## Aim of the task
Set down the material exactly. Keep every line.

=== Section Start ===

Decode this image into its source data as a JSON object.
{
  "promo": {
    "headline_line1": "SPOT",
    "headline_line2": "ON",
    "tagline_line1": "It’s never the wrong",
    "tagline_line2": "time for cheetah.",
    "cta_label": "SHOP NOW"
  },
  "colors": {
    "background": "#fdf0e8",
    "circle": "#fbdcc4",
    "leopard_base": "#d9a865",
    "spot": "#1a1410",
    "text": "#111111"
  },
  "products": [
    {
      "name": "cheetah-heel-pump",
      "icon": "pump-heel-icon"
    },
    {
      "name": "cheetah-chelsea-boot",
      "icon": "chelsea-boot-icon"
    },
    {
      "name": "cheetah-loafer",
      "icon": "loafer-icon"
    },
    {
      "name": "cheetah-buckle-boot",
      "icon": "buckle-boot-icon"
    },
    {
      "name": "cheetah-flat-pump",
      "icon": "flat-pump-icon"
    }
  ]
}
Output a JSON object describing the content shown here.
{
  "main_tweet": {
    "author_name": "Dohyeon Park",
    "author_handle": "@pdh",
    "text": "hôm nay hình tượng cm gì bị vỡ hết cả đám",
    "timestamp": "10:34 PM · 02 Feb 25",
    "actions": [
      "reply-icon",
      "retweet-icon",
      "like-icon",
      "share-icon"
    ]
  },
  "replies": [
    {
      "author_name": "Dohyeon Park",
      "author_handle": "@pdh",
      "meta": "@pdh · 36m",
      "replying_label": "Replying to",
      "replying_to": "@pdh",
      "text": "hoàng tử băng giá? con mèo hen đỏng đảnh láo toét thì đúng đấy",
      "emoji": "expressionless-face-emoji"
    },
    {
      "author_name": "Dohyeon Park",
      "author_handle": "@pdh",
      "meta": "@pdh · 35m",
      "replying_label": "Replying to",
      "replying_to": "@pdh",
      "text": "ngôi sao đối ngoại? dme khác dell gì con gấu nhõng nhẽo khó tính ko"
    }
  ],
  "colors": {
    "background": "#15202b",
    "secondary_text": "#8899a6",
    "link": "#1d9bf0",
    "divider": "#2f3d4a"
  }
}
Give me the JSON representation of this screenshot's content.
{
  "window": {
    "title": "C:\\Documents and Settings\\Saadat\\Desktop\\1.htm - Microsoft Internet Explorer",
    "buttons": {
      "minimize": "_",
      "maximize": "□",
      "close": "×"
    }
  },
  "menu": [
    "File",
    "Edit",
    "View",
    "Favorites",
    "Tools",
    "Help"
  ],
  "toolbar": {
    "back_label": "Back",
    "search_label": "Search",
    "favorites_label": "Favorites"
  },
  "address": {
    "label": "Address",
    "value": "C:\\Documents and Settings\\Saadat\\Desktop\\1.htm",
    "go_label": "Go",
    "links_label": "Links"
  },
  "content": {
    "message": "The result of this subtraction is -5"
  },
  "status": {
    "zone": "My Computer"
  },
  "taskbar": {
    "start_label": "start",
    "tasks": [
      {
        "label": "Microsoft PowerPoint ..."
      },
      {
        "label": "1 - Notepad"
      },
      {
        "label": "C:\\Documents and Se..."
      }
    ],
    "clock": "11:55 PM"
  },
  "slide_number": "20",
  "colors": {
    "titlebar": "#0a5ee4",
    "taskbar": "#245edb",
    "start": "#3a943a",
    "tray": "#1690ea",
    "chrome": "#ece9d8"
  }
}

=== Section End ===

## Answer
Decode this image into its source data as a JSON object.
{
  "promo": {
    "headline_line1": "SPOT",
    "headline_line2": "ON",
    "tagline_line1": "It’s never the wrong",
    "tagline_line2": "time for cheetah.",
    "cta_label": "SHOP NOW"
  },
  "colors": {
    "background": "#fdf0e8",
    "circle": "#fbdcc4",
    "leopard_base": "#d9a865",
    "spot": "#1a1410",
    "text": "#111111"
  },
  "products": [
    {
      "name": "cheetah-heel-pump",
      "icon": "pump-heel-icon"
    },
    {
      "name": "cheetah-chelsea-boot",
      "icon": "chelsea-boot-icon"
    },
    {
      "name": "cheetah-loafer",
      "icon": "loafer-icon"
    },
    {
      "name": "cheetah-buckle-boot",
      "icon": "buckle-boot-icon"
    },
    {
      "name": "cheetah-flat-pump",
      "icon": "flat-pump-icon"
    }
  ]
}
Output a JSON object describing the content shown here.
{
  "main_tweet": {
    "author_name": "Dohyeon Park",
    "author_handle": "@pdh",
    "text": "hôm nay hình tượng cm gì bị vỡ hết cả đám",
    "timestamp": "10:34 PM · 02 Feb 25",
    "actions": [
      "reply-icon",
      "retweet-icon",
      "like-icon",
      "share-icon"
    ]
  },
  "replies": [
    {
      "author_name": "Dohyeon Park",
      "author_handle": "@pdh",
      "meta": "@pdh · 36m",
      "replying_label": "Replying to",
      "replying_to": "@pdh",
      "text": "hoàng tử băng giá? con mèo hen đỏng đảnh láo toét thì đúng đấy",
      "emoji": "expressionless-face-emoji"
    },
    {
      "author_name": "Dohyeon Park",
      "author_handle": "@pdh",
      "meta": "@pdh · 35m",
      "replying_label": "Replying to",
      "replying_to": "@pdh",
      "text": "ngôi sao đối ngoại? dme khác dell gì con gấu nhõng nhẽo khó tính ko"
    }
  ],
  "colors": {
    "background": "#15202b",
    "secondary_text": "#8899a6",
    "link": "#1d9bf0",
    "divider": "#2f3d4a"
  }
}
Give me the JSON representation of this screenshot's content.
{
  "window": {
    "title": "C:\\Documents and Settings\\Saadat\\Desktop\\1.htm - Microsoft Internet Explorer",
    "buttons": {
      "minimize": "_",
      "maximize": "□",
      "close": "×"
    }
  },
  "menu": [
    "File",
    "Edit",
    "View",
    "Favorites",
    "Tools",
    "Help"
  ],
  "toolbar": {
    "back_label": "Back",
    "search_label": "Search",
    "favorites_label": "Favorites"
  },
  "address": {
    "label": "Address",
    "value": "C:\\Documents and Settings\\Saadat\\Desktop\\1.htm",
    "go_label": "Go",
    "links_label": "Links"
  },
  "content": {
    "message": "The result of this subtraction is -5"
  },
  "status": {
    "zone": "My Computer"
  },
  "taskbar": {
    "start_label": "start",
    "tasks": [
      {
        "label": "Microsoft PowerPoint ..."
      },
      {
        "label": "1 - Notepad"
      },
      {
        "label": "C:\\Documents and Se..."
      }
    ],
    "clock": "11:55 PM"
  },
  "slide_number": "20",
  "colors": {
    "titlebar": "#0a5ee4",
    "taskbar": "#245edb",
    "start": "#3a943a",
    "tray": "#1690ea",
    "chrome": "#ece9d8"
  }
}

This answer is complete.